## A Third Way

Some thoughts on statistical modeling and data science James Garrett

Some years ago, in a large pharmaceutical company, an academic paper circulated among some of the members of the statistical staff (of which I was one). It addressed the question of how logistic regression compared to machine learning (ML) methods in predictive accuracy with clinical trial data. The authors of the paper applied logistic regression models and found equal or better predictive performance than had been reported earlier with ML methods.

The paper was greeted by the statisticians with an uncomfortably tribal quality—I think someone may have literally written, “Hooray for our side!” If that wasn't the literal statement, the discourse within the group certainly ran along that line, such was the feeling of siege that prevailed.

(Unfortunately, I cannot find that paper now. A search on this topic uncovers many papers on the relative predictive accuracy of logistic regression on clinical data. It's been a topic of some concern, apparently.)

I had been studying statistical modeling methods advocated by Dr. Frank Harrell, Jr., whom I like to call “The most respected ignored statistician in America.” He's an elected fellow of the American Statistical Association, which is as close to a Nobel Prize as the statistics world comes. He specializes in exploratory modeling of clinical data. He mined decades' worth of statistical thinking to synthesize an exploratory modeling workflow that is purported to be thorough, efficient, and likely to yield replicable results.

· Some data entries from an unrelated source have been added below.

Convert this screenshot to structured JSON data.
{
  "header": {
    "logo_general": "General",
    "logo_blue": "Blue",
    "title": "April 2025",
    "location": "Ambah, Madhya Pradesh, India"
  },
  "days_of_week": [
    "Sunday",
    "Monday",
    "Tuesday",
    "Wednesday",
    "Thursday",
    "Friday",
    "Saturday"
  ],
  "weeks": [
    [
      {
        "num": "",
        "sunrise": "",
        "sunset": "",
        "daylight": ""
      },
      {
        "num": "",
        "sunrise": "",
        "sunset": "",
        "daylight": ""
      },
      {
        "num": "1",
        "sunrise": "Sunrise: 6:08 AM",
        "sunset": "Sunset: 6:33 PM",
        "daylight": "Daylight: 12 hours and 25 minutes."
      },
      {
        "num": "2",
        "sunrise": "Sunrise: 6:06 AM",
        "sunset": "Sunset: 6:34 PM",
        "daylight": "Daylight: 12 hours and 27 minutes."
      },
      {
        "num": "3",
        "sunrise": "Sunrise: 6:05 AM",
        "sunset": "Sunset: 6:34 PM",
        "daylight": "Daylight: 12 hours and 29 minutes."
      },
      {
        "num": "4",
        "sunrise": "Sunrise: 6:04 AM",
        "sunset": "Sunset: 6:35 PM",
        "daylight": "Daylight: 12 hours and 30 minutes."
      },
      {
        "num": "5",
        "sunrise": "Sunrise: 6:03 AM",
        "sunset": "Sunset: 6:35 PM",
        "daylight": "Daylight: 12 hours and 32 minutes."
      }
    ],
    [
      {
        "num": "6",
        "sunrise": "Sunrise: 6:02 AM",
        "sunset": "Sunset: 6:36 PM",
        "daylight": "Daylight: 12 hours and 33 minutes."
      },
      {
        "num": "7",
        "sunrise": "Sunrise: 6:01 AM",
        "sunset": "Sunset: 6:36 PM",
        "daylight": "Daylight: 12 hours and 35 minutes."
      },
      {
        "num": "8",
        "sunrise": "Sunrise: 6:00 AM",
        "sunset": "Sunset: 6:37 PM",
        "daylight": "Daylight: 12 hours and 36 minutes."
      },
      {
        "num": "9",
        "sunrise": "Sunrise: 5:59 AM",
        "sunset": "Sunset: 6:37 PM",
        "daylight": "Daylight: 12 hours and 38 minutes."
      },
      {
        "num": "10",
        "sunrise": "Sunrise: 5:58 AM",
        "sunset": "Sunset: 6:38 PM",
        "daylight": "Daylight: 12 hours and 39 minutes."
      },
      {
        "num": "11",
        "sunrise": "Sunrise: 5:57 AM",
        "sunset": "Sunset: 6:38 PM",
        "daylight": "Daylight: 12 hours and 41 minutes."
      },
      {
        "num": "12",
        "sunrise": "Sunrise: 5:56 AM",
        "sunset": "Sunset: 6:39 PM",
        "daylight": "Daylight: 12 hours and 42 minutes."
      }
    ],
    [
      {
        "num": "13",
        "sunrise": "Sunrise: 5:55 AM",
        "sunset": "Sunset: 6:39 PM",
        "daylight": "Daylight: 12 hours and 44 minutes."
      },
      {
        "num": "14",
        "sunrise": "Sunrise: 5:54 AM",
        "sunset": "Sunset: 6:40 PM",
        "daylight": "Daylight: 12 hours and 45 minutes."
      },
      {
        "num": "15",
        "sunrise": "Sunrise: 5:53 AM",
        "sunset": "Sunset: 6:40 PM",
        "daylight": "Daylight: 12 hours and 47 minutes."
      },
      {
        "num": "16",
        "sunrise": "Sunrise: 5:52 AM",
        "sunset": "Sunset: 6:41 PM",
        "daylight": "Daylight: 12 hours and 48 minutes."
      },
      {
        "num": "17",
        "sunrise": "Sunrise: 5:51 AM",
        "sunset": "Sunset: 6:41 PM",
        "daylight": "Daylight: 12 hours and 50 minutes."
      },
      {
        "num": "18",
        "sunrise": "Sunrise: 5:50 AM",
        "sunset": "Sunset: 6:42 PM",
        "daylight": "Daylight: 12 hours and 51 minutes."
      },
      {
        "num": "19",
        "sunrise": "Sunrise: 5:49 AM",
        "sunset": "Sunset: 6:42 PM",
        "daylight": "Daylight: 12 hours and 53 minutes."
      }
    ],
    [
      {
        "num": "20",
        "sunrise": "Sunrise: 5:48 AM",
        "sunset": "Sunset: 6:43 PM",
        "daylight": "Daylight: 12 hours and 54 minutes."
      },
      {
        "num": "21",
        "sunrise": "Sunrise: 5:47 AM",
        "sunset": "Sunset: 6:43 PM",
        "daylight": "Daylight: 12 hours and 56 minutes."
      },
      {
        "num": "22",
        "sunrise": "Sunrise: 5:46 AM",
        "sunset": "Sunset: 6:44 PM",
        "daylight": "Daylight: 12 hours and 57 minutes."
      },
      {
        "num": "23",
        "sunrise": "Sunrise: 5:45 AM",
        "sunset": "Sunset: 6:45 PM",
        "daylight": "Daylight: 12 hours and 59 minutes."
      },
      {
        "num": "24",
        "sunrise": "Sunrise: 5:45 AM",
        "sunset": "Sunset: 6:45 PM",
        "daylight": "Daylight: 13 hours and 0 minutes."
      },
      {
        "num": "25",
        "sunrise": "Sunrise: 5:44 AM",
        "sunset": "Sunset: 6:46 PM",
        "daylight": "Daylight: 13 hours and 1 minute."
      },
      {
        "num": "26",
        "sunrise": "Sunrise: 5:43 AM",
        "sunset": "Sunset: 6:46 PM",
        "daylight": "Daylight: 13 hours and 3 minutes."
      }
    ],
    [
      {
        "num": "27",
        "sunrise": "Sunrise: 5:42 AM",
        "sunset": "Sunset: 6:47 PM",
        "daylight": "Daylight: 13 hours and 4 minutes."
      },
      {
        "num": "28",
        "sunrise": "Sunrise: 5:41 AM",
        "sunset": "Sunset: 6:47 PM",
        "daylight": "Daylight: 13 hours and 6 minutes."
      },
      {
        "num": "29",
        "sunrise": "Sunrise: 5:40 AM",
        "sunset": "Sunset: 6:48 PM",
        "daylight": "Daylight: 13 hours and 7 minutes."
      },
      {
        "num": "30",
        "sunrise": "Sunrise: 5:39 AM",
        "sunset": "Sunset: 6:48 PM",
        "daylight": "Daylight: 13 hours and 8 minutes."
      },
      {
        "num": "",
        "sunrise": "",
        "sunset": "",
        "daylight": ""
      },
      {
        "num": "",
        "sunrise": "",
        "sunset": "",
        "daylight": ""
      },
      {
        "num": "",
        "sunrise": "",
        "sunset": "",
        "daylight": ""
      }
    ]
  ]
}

The funny thing about this methodology is that at any single given point in its process, it is utterly familiar to statisticians. Logistic regression here; sure, feeling right at home. Model selection criteria there; got it. Assessment of correlations among predictor variables; of course. However, when you put all the pieces together and take it from A to Z, the whole is not familiar at all. On two occasions, with two large corporations, sat with large statistics groups and heard Dr. Harrell walk through his process. I've left the room watching audience members nodding their heads and saying the good Doctor had made a lot of convincing points. But would they incorporate these ideas in their own work? “No, my clients would never let me.” That's why I say Harrell is highly respected yet mostly ignored.

One aspect that figures prominently in Harrell's workflow is inclusion of spline expansions to enable simple non-linearity for continuous predictors. In over ten years of work within the large statistical group, I had seen lots of logistic regression models, but not one included a spline expansion.

So it was interesting indeed when I looked more closely at the paper which “scored one for our side.” It didn't give a lot of detail about how the logistic regression models were fitted, but they contained spline expansions. It seemed extremely likely that the creators of the models were aware of Harrell's process. At any rate, by using splines they were out of step with typical practice.

In fact, this paper wasn't a win for “our side,” if “our side” refers to statisticians who fit models in the typical manner. It was a win for something completely different, neither ML nor typical statistical practice. It was a win for what statistical modeling could be, but rarely is. I believe my colleagues were a little quick to accept this paper as representing their practice. It suggested a middle way between traditional statistical modeling and ML, a way which can predict as well as ML, can be as flexible in many respects, and can be more informative to boot. If the data is appropriate.

I intend to write a follow-up essay soon suggesting why I think Harrell's approach works well for most clinical data sets, so stay tuned. I'll also offer some thoughts on a way to categorize statistical and ML modeling methods according to their behavioral properties, to aid in picking the right method for the data set at hand. We really shouldn't be organized in tribes at all; there is no best modeling method, there is only a method that is best at exploiting the features of a particular data set. What are those features? I'll offer my suggestions soon.